The myth of polymorphism
I remember reading about polymorphism for the first time. I was in high school, and boy it sure looked cool! Too bad I didn’t realize that the myth of polymorphism was a bunch of poppy cock.
You see, polymorphism never seems to be presented in its real state. Instead, we get this goofy, toy-app type presentation. Does Shape -> Rectangle -> Square ring a bell?
The fallacy of geometrical shapes being polymorphic
One of the simplest ways people seem to introduce polymorphism is using geometric shapes. We all know that a Square is a Rectangle. We covered that nicely in geometry, right? Problem is, geometry doesn’t equal software.
When discussing things in light of geometry, the reason we value this relationship is because we are looking at things like angles, parallelism, vertices, and intersections. Hence, squares carry all the attributes of rectangles. They simply have the same width and height.
But software isn’t geometry. The things we construct we must also interact with. The shapes must afford us operations to grab them, interrogate them, draw them, and manipulate them. A rectangle has two attributes: width and height. A square has one: width.
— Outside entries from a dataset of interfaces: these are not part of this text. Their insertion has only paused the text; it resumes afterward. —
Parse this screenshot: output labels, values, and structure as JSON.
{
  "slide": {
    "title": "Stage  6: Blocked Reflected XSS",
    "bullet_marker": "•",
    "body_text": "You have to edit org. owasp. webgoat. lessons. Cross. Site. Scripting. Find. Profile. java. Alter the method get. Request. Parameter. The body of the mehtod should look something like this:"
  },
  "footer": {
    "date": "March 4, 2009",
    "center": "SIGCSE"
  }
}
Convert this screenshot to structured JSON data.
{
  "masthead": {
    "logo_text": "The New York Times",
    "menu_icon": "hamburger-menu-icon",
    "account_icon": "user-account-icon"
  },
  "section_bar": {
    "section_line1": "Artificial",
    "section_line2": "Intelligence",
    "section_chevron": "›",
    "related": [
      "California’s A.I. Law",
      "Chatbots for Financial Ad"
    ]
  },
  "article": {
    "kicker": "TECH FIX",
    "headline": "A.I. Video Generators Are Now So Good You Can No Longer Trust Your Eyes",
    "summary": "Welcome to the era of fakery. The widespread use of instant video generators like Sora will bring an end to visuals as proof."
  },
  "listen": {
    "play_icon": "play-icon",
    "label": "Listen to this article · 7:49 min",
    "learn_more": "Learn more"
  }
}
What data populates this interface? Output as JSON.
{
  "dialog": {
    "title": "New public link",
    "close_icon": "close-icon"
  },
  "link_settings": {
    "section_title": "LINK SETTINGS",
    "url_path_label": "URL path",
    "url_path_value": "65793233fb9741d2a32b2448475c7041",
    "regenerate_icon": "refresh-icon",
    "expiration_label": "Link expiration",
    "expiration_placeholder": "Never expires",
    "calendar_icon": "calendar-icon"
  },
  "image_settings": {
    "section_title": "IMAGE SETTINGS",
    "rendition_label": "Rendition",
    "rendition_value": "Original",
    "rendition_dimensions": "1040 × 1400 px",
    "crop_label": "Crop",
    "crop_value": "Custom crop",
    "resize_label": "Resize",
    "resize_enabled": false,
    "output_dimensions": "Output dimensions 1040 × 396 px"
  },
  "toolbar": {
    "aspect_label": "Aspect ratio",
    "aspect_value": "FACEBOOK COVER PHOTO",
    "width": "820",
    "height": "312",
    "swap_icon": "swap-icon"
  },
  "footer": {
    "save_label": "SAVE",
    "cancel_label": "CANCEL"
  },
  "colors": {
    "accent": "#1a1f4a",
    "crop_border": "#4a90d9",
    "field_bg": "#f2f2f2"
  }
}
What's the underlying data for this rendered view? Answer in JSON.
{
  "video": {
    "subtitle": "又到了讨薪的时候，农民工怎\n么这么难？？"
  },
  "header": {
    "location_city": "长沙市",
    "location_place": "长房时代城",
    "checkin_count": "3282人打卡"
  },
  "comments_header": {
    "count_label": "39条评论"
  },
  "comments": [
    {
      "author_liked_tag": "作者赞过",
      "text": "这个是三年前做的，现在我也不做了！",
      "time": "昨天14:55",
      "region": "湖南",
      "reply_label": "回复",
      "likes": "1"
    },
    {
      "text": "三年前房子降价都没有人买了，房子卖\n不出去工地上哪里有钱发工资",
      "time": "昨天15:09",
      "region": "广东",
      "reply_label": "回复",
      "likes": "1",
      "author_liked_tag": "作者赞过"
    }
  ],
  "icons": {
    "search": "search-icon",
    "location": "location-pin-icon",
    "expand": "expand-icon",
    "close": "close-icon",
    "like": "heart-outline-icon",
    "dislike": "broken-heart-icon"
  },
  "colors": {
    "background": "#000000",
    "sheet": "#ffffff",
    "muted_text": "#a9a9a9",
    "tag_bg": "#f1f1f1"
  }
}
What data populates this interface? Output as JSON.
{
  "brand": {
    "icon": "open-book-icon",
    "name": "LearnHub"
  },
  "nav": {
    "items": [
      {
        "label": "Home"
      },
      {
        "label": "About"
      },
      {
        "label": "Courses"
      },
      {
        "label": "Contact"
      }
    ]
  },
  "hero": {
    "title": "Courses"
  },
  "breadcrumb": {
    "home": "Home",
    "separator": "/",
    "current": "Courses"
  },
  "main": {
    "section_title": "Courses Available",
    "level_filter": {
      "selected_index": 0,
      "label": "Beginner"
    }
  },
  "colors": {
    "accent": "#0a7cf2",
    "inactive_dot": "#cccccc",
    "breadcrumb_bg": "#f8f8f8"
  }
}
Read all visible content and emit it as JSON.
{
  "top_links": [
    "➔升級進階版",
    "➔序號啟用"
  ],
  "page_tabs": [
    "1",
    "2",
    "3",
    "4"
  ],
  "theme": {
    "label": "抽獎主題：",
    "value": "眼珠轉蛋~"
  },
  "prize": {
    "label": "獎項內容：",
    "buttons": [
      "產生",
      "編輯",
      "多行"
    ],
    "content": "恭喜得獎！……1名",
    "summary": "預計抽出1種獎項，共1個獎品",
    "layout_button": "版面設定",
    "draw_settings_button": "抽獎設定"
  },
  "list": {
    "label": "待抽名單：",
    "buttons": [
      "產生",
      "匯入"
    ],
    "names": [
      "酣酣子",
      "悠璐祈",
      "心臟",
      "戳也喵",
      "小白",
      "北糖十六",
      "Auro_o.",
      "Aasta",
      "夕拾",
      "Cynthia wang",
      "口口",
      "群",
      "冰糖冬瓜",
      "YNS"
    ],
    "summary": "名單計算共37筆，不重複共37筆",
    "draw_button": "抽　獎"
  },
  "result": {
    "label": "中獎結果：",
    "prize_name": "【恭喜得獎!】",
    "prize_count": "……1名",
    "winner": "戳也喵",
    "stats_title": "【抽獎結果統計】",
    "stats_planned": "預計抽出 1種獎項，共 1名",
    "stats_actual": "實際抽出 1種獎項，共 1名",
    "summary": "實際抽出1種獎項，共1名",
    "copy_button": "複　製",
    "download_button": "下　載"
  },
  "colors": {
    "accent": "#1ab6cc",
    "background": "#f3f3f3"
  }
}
If we grabbed a square, set its width, then set its height, the assumptions of what would happen is unclear. Should a square morph into a rectangle? Or should setting the height induce the side effect of also updating the width? Either way is bad form. Hence, its best to break apart this faulty geometric relationship and realize that squares are NOT rectangles.
The fallacy of inheriting behavior
So shaking off the trivial example of geometric shapes, another common example is to talk about the glorious ability to reuse code. With polymorphism, it will be SO easy to code something once, and then reuse it across dozens if not hundreds of classes! And with late binding options, gobs of 3rd party libraries can go forth and reuse your code.
The problem is, no programming language has adequately been invented to gather ALL the semantic nuances of code. As more and more classes extend a given class, they all either realize EXACTLY what the abstract parent class does and agree with it, or they discover some new wrinkle not quite handled. The API may be supported, but some underlying assumption is buried that requires an update.
As the tail of inheritance grows, maintainers are less likely to accept new changes to the shared code. The risk of breaking someone else grows, because everyone knows not the ENTIRE nature of the code can be captured.
Some of the avenues to remedy this involves opening up the API a bit more. Perhaps a private utility method is needed by a new extender. But opening it up introduces more maintenance down the road. Or more opportunities for others to abuse things that used to be kept tightly controlled.
History has proven that composition beats inheritance for sustainability. Raise your hand if maintenance, not new development, doesn’t encompass much of your work.
The alternative are more sophisticated languages where you can capture more of the concepts. Yet these languages come across as too complex to many, arguably because CAPTURING all semantics is inherently challenging. And more often than not, we don’t KNOW all these semantics on the first round.
The myth of polymorphism vs. the reality
One thing that has emerged is programming to interfaces. Interfaces provide a nice contract to work against. Naturally, we can’t capture everything. But at least every “Shape” can institute the defined methods. In Java, interfaces can be combined, allowing multiple behaviors to be pulled together.
So when it comes to abstract and refactor, think about extracting interfaces when possible and delegating solutions.
Strangely enough, despite my consternation with static variables, I’ve come to appreciate static methods in the right scenario. Factories that support interfaces can be quite handy dandy. But a well modeled, inheritance hierarchy is to hard to accomplish. If possible, try to avoid multiple layers, and see if it’s not possible to extract share code into various utility classes.
And when the entire hierarchy is nicely contained INSIDE your framework, and not as an extension point to consumers, the fallacies of polymorphism can be contained. But watch out! It takes much effort to put this together. Never think it will be easy.
Of course, I could be entirely wrong. If you have some keen examples, please feel free to share!